- **Exercise aim**:
Find every line of the records that has "object" and return it.

(Record extracts)

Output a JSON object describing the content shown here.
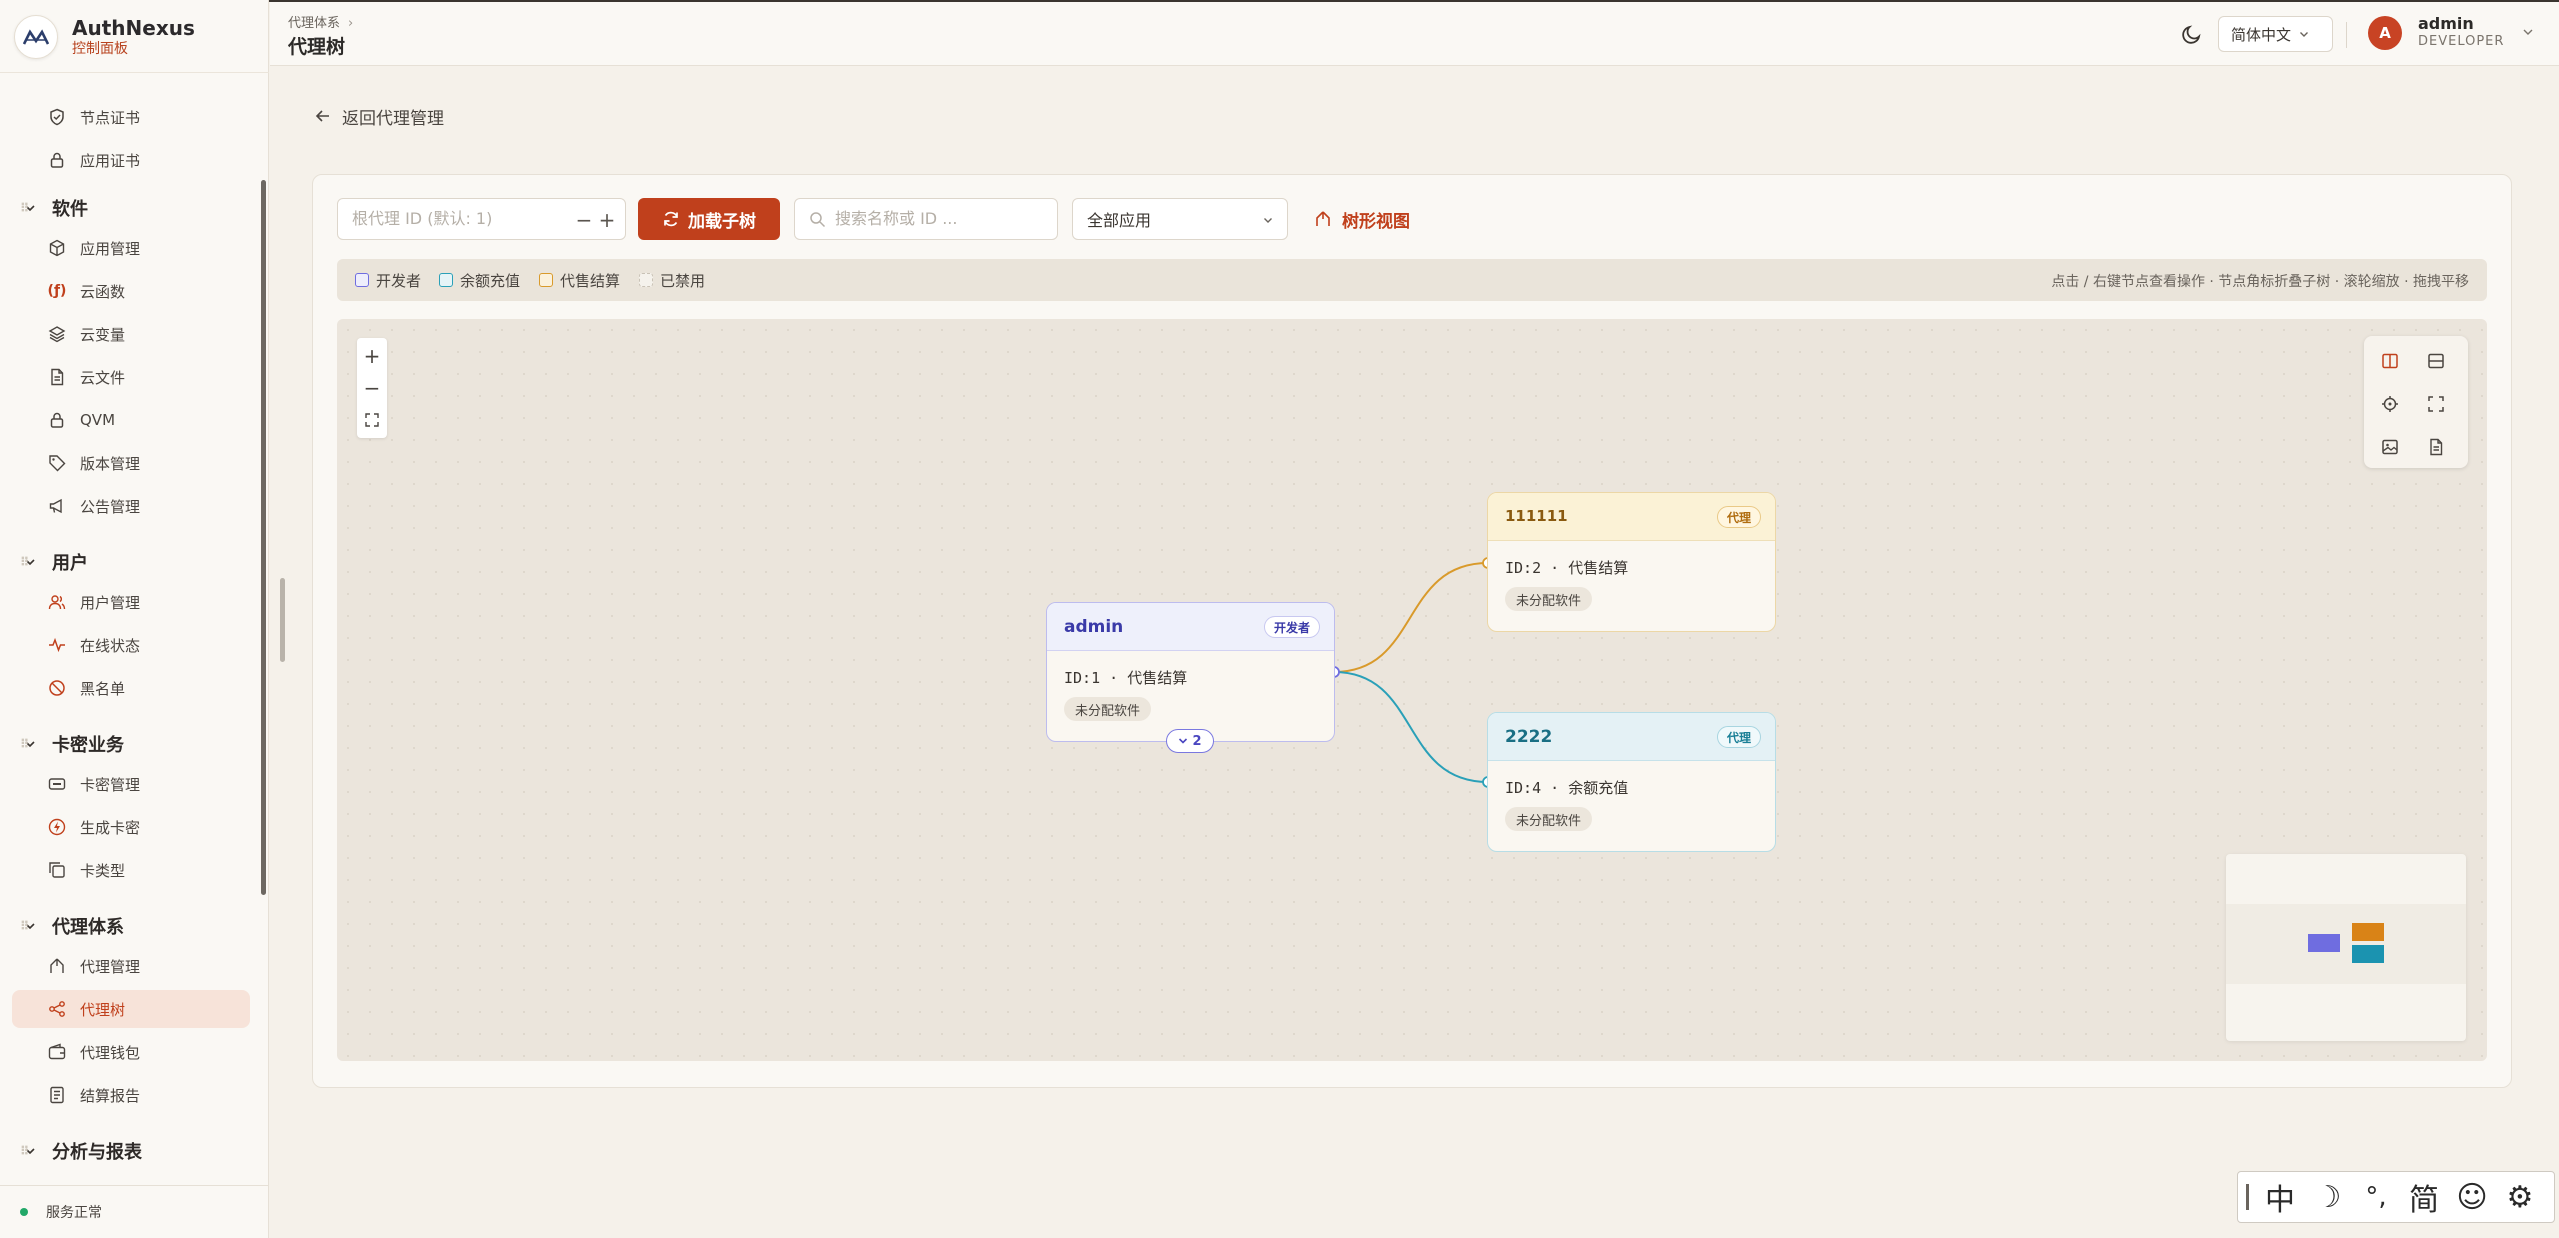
{
  "brand": {
    "name": "AuthNexus",
    "subtitle": "控制面板"
  },
  "sidebar": {
    "items_top": [
      {
        "label": "节点证书",
        "icon": "shield-check-icon"
      },
      {
        "label": "应用证书",
        "icon": "lock-icon"
      }
    ],
    "sections": [
      {
        "title": "软件",
        "items": [
          {
            "label": "应用管理",
            "icon": "cube-icon"
          },
          {
            "label": "云函数",
            "icon": "function-icon"
          },
          {
            "label": "云变量",
            "icon": "layers-icon"
          },
          {
            "label": "云文件",
            "icon": "file-icon"
          },
          {
            "label": "QVM",
            "icon": "lock-icon"
          },
          {
            "label": "版本管理",
            "icon": "tag-icon"
          },
          {
            "label": "公告管理",
            "icon": "megaphone-icon"
          }
        ]
      },
      {
        "title": "用户",
        "items": [
          {
            "label": "用户管理",
            "icon": "users-icon"
          },
          {
            "label": "在线状态",
            "icon": "activity-icon"
          },
          {
            "label": "黑名单",
            "icon": "ban-icon"
          }
        ]
      },
      {
        "title": "卡密业务",
        "items": [
          {
            "label": "卡密管理",
            "icon": "card-icon"
          },
          {
            "label": "生成卡密",
            "icon": "bolt-icon"
          },
          {
            "label": "卡类型",
            "icon": "copy-icon"
          }
        ]
      },
      {
        "title": "代理体系",
        "items": [
          {
            "label": "代理管理",
            "icon": "hierarchy-icon"
          },
          {
            "label": "代理树",
            "icon": "share-icon",
            "active": true
          },
          {
            "label": "代理钱包",
            "icon": "wallet-icon"
          },
          {
            "label": "结算报告",
            "icon": "report-icon"
          }
        ]
      },
      {
        "title": "分析与报表",
        "items": []
      }
    ],
    "status": "服务正常"
  },
  "header": {
    "breadcrumb": "代理体系",
    "title": "代理树",
    "language": "简体中文",
    "user": {
      "initial": "A",
      "name": "admin",
      "role": "DEVELOPER"
    }
  },
  "back_label": "返回代理管理",
  "toolbar": {
    "root_placeholder": "根代理 ID (默认: 1)",
    "load_button": "加载子树",
    "search_placeholder": "搜索名称或 ID ...",
    "app_select": "全部应用",
    "tree_view": "树形视图"
  },
  "legend": {
    "items": [
      {
        "label": "开发者",
        "color": "#6f6de0"
      },
      {
        "label": "余额充值",
        "color": "#2aa0b8"
      },
      {
        "label": "代售结算",
        "color": "#d99a2b"
      },
      {
        "label": "已禁用",
        "color": "#c9c2b6"
      }
    ],
    "hint": "点击 / 右键节点查看操作 · 节点角标折叠子树 · 滚轮缩放 · 拖拽平移"
  },
  "tree": {
    "nodes": [
      {
        "key": "admin",
        "name": "admin",
        "badge": "开发者",
        "id_text": "ID:1 · 代售结算",
        "software": "未分配软件",
        "child_count": "2"
      },
      {
        "key": "n2",
        "name": "111111",
        "badge": "代理",
        "id_text": "ID:2 · 代售结算",
        "software": "未分配软件"
      },
      {
        "key": "n4",
        "name": "2222",
        "badge": "代理",
        "id_text": "ID:4 · 余额充值",
        "software": "未分配软件"
      }
    ]
  },
  "ime": {
    "keys": [
      "中",
      "☽",
      "°,",
      "简",
      "☺",
      "⚙"
    ]
  }
}
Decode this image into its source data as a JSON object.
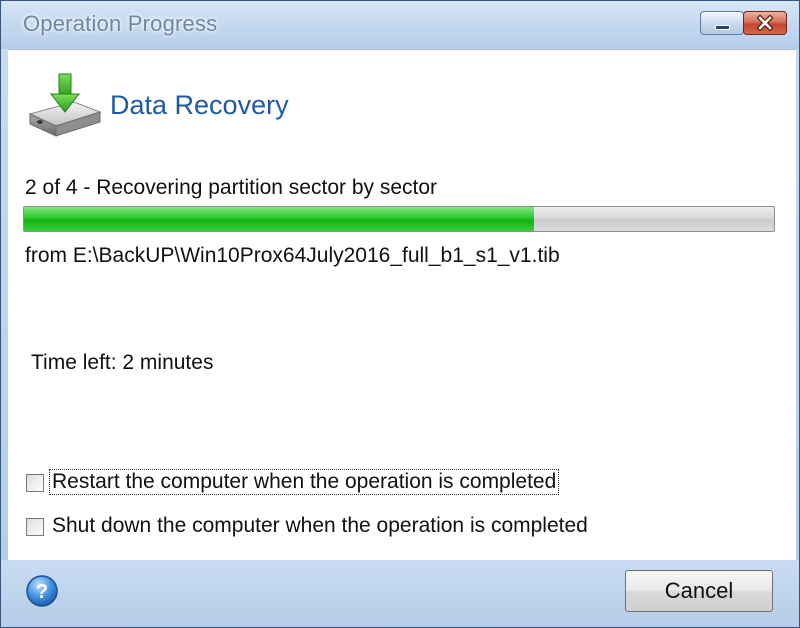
{
  "window": {
    "title": "Operation Progress"
  },
  "header": {
    "icon": "hard-drive-download-icon",
    "title": "Data Recovery"
  },
  "progress": {
    "step_text": "2 of 4 - Recovering partition sector by sector",
    "fraction": 0.68,
    "source_text": "from E:\\BackUP\\Win10Prox64July2016_full_b1_s1_v1.tib",
    "time_left": "Time left: 2 minutes"
  },
  "options": {
    "restart_label": "Restart the computer when the operation is completed",
    "restart_checked": false,
    "shutdown_label": "Shut down the computer when the operation is completed",
    "shutdown_checked": false
  },
  "footer": {
    "help_icon": "help-icon",
    "cancel_label": "Cancel"
  },
  "colors": {
    "progress_fill": "#22c322",
    "header_title": "#1d59a8",
    "titlebar": "#c3d7ef"
  }
}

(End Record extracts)

- **Response to this exercise**:
Output a JSON object describing the content shown here.
Decode this image into its source data as a JSON object.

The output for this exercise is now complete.